**Task data:**

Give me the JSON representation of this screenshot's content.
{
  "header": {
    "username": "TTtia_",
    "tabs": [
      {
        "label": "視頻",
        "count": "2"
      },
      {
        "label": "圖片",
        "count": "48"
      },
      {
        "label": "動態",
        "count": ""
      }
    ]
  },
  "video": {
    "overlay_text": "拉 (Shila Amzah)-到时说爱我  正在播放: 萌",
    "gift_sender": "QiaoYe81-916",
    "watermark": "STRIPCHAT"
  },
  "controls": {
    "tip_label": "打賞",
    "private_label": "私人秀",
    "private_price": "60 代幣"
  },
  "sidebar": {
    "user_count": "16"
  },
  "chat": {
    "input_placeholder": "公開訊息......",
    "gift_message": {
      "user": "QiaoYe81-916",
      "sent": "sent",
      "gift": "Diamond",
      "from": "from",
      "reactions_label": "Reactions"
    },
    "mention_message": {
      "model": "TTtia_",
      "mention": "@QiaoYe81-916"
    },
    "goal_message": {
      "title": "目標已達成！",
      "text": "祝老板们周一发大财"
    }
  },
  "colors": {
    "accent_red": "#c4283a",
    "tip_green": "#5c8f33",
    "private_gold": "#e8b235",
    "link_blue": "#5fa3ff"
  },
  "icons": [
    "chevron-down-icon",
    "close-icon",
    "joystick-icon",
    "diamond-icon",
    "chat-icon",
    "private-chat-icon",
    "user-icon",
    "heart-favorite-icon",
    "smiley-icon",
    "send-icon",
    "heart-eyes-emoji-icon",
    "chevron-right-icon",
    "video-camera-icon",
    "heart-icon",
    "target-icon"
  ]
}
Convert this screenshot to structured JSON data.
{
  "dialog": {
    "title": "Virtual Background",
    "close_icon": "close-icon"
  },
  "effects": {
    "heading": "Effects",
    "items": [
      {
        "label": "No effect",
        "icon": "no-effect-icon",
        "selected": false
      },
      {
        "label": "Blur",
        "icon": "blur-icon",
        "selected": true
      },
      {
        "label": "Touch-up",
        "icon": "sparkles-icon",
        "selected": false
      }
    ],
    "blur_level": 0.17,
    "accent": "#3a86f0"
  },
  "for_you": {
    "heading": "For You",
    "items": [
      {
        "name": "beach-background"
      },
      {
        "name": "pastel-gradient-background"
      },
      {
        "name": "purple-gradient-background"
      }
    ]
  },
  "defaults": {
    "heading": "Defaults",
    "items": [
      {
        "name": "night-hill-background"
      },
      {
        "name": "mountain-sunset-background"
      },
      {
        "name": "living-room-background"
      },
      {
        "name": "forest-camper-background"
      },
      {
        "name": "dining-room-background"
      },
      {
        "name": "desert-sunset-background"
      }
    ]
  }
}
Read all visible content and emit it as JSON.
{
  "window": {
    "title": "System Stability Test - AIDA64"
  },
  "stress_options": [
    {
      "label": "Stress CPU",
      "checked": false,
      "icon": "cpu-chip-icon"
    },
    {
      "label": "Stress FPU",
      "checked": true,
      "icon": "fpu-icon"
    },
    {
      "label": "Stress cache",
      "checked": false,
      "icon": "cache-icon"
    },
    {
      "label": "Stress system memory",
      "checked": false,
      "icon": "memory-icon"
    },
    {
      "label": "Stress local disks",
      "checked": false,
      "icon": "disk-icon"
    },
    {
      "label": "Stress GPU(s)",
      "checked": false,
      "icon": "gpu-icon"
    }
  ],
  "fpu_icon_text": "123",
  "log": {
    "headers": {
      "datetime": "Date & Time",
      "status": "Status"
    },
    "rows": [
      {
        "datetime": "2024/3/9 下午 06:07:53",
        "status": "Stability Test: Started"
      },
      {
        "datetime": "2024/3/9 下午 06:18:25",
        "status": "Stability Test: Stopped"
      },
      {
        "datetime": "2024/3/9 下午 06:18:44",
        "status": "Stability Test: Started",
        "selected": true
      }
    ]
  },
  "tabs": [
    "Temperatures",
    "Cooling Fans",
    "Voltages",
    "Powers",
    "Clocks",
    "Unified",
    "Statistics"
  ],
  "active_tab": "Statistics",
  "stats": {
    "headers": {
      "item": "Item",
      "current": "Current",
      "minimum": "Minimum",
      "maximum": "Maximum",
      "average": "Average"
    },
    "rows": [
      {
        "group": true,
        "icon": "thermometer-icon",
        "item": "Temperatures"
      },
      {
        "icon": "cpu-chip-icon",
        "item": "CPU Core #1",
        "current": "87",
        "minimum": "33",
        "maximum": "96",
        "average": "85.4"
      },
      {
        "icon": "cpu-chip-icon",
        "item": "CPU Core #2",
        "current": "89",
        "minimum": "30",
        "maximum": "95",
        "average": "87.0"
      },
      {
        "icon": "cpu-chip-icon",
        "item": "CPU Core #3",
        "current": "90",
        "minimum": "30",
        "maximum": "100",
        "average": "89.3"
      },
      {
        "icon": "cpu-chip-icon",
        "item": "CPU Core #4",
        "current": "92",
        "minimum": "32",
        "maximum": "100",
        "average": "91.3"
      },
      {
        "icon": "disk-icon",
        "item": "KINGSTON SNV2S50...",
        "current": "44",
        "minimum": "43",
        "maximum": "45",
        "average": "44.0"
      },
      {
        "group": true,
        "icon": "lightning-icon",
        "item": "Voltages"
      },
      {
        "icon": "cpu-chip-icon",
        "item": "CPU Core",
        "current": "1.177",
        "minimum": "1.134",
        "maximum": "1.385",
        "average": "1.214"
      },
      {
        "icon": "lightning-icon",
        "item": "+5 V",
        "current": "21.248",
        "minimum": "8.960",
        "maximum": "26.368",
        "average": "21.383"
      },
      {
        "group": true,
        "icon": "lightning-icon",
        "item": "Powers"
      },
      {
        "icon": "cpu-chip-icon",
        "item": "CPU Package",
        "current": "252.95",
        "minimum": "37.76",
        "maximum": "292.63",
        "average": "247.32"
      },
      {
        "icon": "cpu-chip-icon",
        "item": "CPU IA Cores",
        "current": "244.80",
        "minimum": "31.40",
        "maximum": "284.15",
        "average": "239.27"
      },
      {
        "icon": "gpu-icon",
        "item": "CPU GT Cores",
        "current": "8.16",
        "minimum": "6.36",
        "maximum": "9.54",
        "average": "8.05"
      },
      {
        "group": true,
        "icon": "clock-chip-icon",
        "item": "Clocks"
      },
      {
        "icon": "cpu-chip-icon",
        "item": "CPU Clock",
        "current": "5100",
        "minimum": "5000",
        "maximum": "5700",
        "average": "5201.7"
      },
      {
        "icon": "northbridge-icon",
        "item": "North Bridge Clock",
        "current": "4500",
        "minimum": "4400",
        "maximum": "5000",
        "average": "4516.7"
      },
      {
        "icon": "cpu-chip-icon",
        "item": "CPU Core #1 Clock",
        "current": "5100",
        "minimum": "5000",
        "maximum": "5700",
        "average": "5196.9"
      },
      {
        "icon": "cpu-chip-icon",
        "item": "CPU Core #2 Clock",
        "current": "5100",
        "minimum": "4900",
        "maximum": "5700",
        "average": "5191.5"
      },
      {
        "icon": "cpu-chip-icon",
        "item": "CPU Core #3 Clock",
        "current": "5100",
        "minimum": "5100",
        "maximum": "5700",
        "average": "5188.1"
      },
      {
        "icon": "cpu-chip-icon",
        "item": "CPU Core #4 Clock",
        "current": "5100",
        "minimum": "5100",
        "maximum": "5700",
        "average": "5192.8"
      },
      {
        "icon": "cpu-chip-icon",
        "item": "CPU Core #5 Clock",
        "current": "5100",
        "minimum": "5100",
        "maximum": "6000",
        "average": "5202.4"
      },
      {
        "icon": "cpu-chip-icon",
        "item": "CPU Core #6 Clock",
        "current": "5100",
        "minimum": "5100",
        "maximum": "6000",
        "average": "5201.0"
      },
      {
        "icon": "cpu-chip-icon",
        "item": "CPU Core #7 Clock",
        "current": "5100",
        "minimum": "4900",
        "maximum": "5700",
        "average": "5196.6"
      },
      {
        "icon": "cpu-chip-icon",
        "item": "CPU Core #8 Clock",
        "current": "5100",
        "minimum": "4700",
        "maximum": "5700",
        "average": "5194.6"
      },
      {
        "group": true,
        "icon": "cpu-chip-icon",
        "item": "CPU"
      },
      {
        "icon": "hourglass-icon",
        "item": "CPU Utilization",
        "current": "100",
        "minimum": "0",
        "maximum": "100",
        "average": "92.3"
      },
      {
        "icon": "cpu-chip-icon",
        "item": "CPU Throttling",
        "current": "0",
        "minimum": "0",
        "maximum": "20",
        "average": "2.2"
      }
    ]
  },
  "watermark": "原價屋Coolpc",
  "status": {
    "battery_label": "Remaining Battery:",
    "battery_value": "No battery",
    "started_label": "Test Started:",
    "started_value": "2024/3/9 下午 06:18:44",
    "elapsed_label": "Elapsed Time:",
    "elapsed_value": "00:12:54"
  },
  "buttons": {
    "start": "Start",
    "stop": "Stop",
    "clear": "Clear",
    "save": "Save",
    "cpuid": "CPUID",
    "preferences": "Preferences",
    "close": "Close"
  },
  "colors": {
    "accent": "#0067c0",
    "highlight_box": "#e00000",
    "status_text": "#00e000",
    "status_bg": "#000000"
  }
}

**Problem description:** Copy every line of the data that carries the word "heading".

**Exercise output:**
    "heading": "Effects",
    "heading": "For You",
    "heading": "Defaults",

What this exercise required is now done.